A phenomenon known as Venus' transit will occur this June, one in a series of awesome space-events we'll get to watch this year.
We've already been treated to a meteor shower, a giant, gorgeous "super moon", and this weekend the western half of the country will be able to see a rare "ring of fire" solar eclipse. But the traveling of Venus across the sun is even more rare, occurring in two transits eight years apart, with 100 years in between each trip. The last transit was in June of 2004, and after the upcoming one, we won't see another in our lifetime.
Astronomers Without Borders posted an explanation of the occurrence:
"Mercury and Venus are the only planets closer to the Sun than Earth, both moving faster in their orbits and passing us regularly. But rather than crossing directly between us and the Sun, these planets are usually slightly above or below the Sun as we see them. When they line up just right we see the round, black silhouette of the planet slowly crossing the Sun, an even referred to as a "transit." Mercury transits the Sun 13 or 14 times each century.

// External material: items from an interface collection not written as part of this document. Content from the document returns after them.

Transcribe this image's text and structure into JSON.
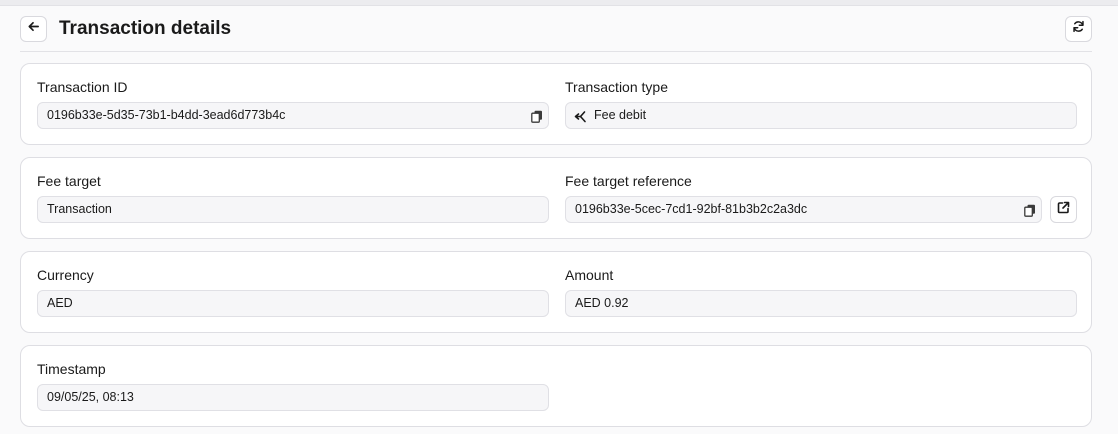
{
  "header": {
    "title": "Transaction details"
  },
  "icons": {
    "back": "arrow-left-icon",
    "refresh": "refresh-icon",
    "copy": "copy-icon",
    "fee_type": "fee-debit-icon",
    "external": "external-link-icon"
  },
  "sections": {
    "ids": {
      "transaction_id_label": "Transaction ID",
      "transaction_id_value": "0196b33e-5d35-73b1-b4dd-3ead6d773b4c",
      "transaction_type_label": "Transaction type",
      "transaction_type_value": "Fee debit"
    },
    "fee": {
      "fee_target_label": "Fee target",
      "fee_target_value": "Transaction",
      "fee_target_ref_label": "Fee target reference",
      "fee_target_ref_value": "0196b33e-5cec-7cd1-92bf-81b3b2c2a3dc"
    },
    "money": {
      "currency_label": "Currency",
      "currency_value": "AED",
      "amount_label": "Amount",
      "amount_value": "AED 0.92"
    },
    "time": {
      "timestamp_label": "Timestamp",
      "timestamp_value": "09/05/25, 08:13"
    }
  }
}
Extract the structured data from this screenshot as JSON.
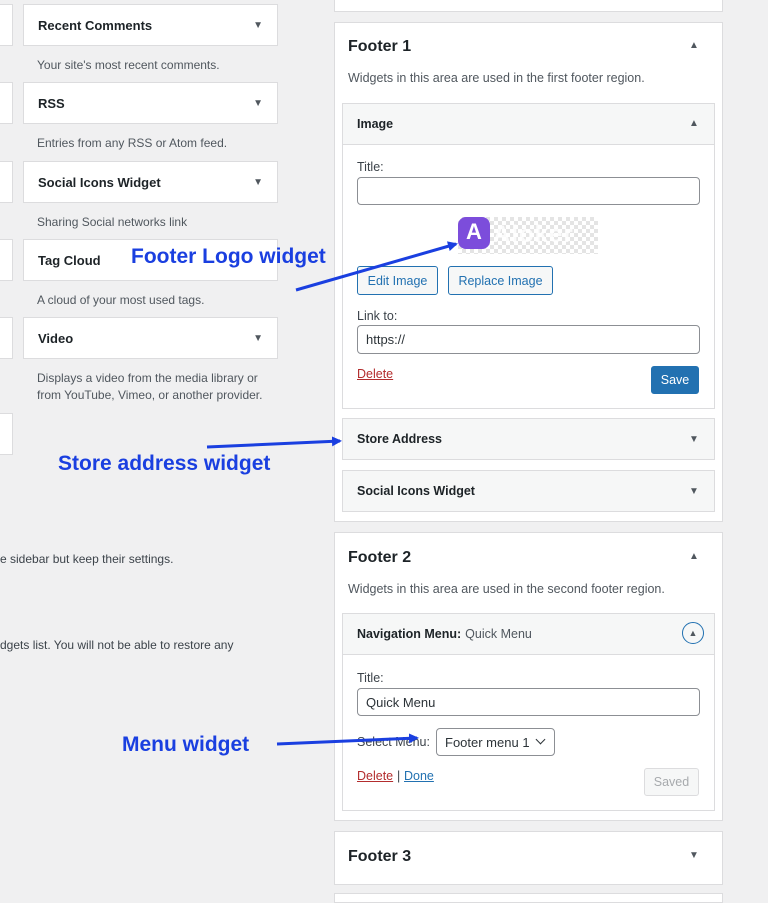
{
  "left": {
    "widgets": [
      {
        "label": "Recent Comments",
        "desc": "Your site's most recent comments."
      },
      {
        "label": "RSS",
        "desc": "Entries from any RSS or Atom feed."
      },
      {
        "label": "Social Icons Widget",
        "desc": "Sharing Social networks link"
      },
      {
        "label": "Tag Cloud",
        "desc": "A cloud of your most used tags."
      },
      {
        "label": "Video",
        "desc_line1": "Displays a video from the media library or",
        "desc_line2": "from YouTube, Vimeo, or another provider."
      }
    ],
    "note1": "e sidebar but keep their settings.",
    "note2": "dgets list. You will not be able to restore any"
  },
  "footer1": {
    "title": "Footer 1",
    "desc": "Widgets in this area are used in the first footer region.",
    "image_widget": {
      "title": "Image",
      "title_label": "Title:",
      "title_value": "",
      "logo_text": "Aloker",
      "edit_image": "Edit Image",
      "replace_image": "Replace Image",
      "link_label": "Link to:",
      "link_value": "https://",
      "delete": "Delete",
      "save": "Save"
    },
    "store_address": "Store Address",
    "social_icons": "Social Icons Widget"
  },
  "footer2": {
    "title": "Footer 2",
    "desc": "Widgets in this area are used in the second footer region.",
    "nav_widget": {
      "title": "Navigation Menu:",
      "subtitle": "Quick Menu",
      "title_label": "Title:",
      "title_value": "Quick Menu",
      "select_label": "Select Menu:",
      "select_value": "Footer menu 1",
      "delete": "Delete",
      "separator": "|",
      "done": "Done",
      "saved": "Saved"
    }
  },
  "footer3": {
    "title": "Footer 3"
  },
  "annotations": {
    "logo": "Footer Logo widget",
    "store": "Store address widget",
    "menu": "Menu widget"
  },
  "colors": {
    "accent": "#2271b1",
    "annotation": "#1a3fe0",
    "delete": "#b32d2e"
  }
}
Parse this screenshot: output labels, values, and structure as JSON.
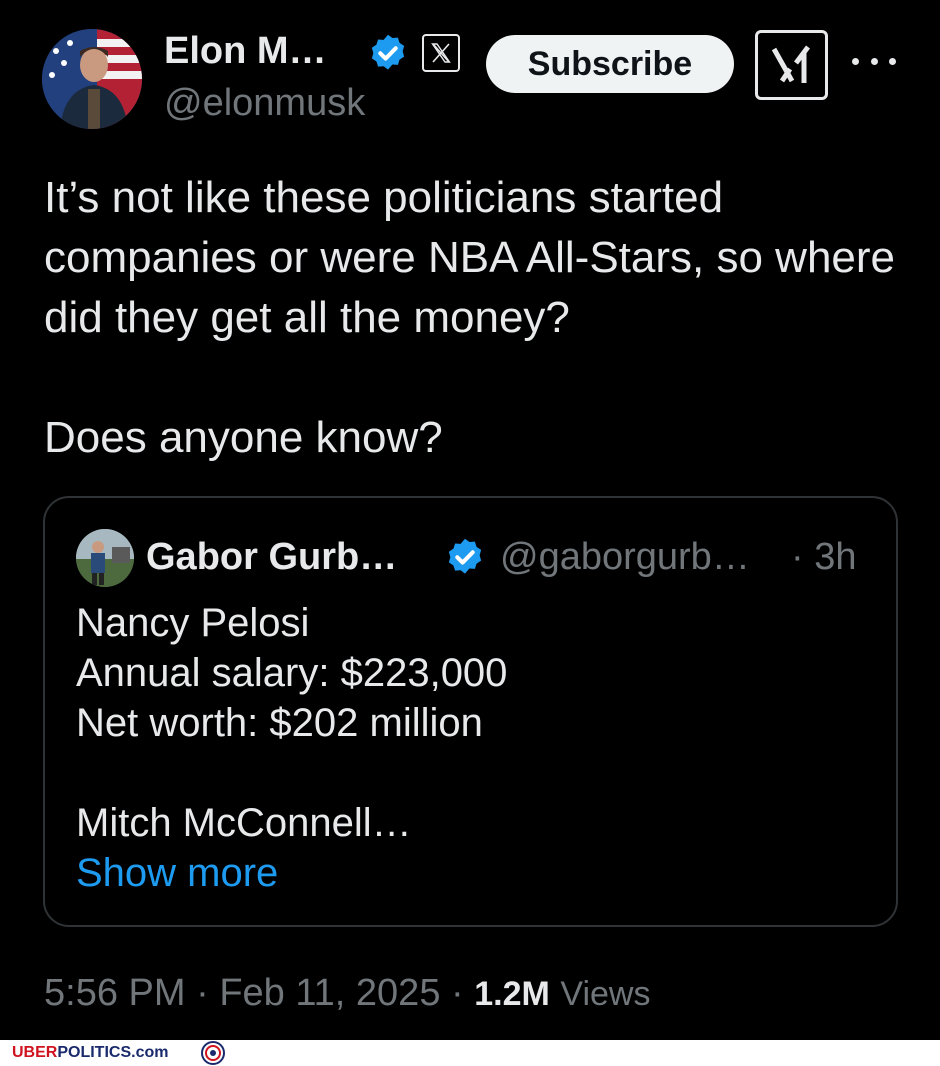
{
  "author": {
    "name": "Elon M…",
    "handle": "@elonmusk"
  },
  "header": {
    "subscribe_label": "Subscribe",
    "icons": [
      "verified-badge-icon",
      "x-logo-icon",
      "grok-icon",
      "more-icon"
    ]
  },
  "tweet": {
    "paragraph1": "It’s not like these politicians started companies or were NBA All-Stars, so where did they get all the money?",
    "paragraph2": "Does anyone know?"
  },
  "quote": {
    "name": "Gabor Gurb…",
    "handle": "@gaborgurb…",
    "time": "· 3h",
    "lines": {
      "l1": "Nancy Pelosi",
      "l2": "Annual salary: $223,000",
      "l3": "Net worth: $202 million",
      "l4": "Mitch McConnell…"
    },
    "show_more": "Show more"
  },
  "meta": {
    "time": "5:56 PM",
    "date": "Feb 11, 2025",
    "views_count": "1.2M",
    "views_label": "Views"
  },
  "watermark": {
    "part1": "UBER",
    "part2": "POLITICS.com"
  },
  "colors": {
    "background": "#000000",
    "text": "#e7e9ea",
    "muted": "#71767b",
    "link": "#1d9bf0",
    "border": "#2f3336"
  }
}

But Venus transits happen in pairs—two transits eight years apart—with more than 100 years between each pair."
You can learn more about the phenomenon at Transitofvenus.org, where the event will be live-streamed and you can download a free app which allows users to take part in a global experiment to measure the solar system.